Canadian employment plummeted in March, falling by 1.01 million jobs (-5.3 per cent, m/m). The unemployment rate increased 2.2 percentage points from 5.6 per cent to 7.8 per cent, as government measures intended to limit the spread of COVID-19 led to the closure of non-essential businesses and travel restrictions.

Job losses were unsurprisingly right across the country, with the largest declines in Ontario (-403k), Quebec (-264k), BC (-132k) and Alberta (-117k). The decline in employment was driven by the private sector (-830k), while the public sector reported a smaller decline of 145k and self-employed were down by 32k. The shock to the Canadian labour market resulting from physical distancing measures hit certain sectors harder, which included accommodation and food services (-24 per cent), information, culture and recreation (-13 per cent), educational services (-9 per cent) and wholesale/retail trade (-7 per cent). Compared to the same month last year, Canadian employment was down by 4 per cent (-765.2k).

Meanwhile, employment in BC fell by 132,400 jobs (-5 per cent, m/m) in March, increasing the provincial unemployment rate 2.2 percentage points from 5 per cent to 7.2 per cent.
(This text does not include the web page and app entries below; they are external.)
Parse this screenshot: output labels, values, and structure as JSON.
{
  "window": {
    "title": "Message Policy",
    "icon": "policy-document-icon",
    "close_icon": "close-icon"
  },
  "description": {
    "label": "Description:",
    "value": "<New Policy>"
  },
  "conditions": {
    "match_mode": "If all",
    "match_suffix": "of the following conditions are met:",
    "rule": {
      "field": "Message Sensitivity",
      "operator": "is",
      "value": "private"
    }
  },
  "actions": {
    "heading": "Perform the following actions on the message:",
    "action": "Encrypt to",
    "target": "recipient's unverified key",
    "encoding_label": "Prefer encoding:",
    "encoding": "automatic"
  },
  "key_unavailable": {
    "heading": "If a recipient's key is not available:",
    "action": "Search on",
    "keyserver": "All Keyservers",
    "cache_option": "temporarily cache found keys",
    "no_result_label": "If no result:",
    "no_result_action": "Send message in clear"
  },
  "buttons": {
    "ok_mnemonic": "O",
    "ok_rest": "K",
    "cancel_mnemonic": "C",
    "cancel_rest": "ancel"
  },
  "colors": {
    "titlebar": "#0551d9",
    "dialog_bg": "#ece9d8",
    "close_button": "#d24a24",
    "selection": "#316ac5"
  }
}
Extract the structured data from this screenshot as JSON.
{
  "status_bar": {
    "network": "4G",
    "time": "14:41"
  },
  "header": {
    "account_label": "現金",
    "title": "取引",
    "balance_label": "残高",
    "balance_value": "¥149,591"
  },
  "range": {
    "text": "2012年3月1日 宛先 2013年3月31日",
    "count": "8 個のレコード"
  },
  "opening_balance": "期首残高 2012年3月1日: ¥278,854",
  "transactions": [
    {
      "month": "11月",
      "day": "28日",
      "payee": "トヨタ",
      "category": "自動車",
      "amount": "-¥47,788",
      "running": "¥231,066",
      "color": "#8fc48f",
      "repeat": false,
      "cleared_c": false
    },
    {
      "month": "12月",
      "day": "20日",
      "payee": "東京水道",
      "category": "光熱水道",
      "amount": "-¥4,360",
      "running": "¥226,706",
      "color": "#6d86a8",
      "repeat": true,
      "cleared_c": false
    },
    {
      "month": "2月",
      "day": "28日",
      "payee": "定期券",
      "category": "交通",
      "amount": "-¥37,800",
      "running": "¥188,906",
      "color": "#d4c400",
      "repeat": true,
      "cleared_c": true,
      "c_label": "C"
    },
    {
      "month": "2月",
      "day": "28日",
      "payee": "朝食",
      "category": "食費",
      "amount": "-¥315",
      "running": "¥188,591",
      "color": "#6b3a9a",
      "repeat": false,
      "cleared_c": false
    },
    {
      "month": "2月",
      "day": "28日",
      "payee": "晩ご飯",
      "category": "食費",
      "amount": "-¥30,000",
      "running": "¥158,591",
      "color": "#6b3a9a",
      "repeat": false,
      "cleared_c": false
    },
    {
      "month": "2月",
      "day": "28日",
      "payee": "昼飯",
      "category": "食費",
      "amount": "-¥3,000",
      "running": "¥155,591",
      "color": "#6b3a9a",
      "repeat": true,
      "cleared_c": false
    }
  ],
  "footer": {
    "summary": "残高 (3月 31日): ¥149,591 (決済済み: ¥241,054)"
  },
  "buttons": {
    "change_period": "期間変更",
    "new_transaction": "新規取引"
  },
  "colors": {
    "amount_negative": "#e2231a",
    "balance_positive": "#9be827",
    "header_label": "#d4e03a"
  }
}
The decline was driven by both part-time work (-76k) and full-time work (-57k). By industry, employment losses were generally broad-based, with the largest declines reported in COVID-19 sensitive industries including, accommodation and food services (-19 per cent), information, culture and recreation (-14 per cent), wholesale and retail trade (-10 per cent) and business, building and other support (-10 per cent). In contrast, employment was up in agriculture, utilities, manufacturing and public administration. Compared to one year ago, employment in BC is down by 6 per cent (-151k) jobs.

The impact of COVID-19 measures on employment will be clearer next month given further layoffs continued past the reference week used in March’s employment report. There are reports that more than four million people have applied for various income support programs. Additionally, it will be interesting to see whether some businesses are able to reverse their layoff decisions with the help of the Federal government’s wage subsidy program.

www.bcrea.bc.ca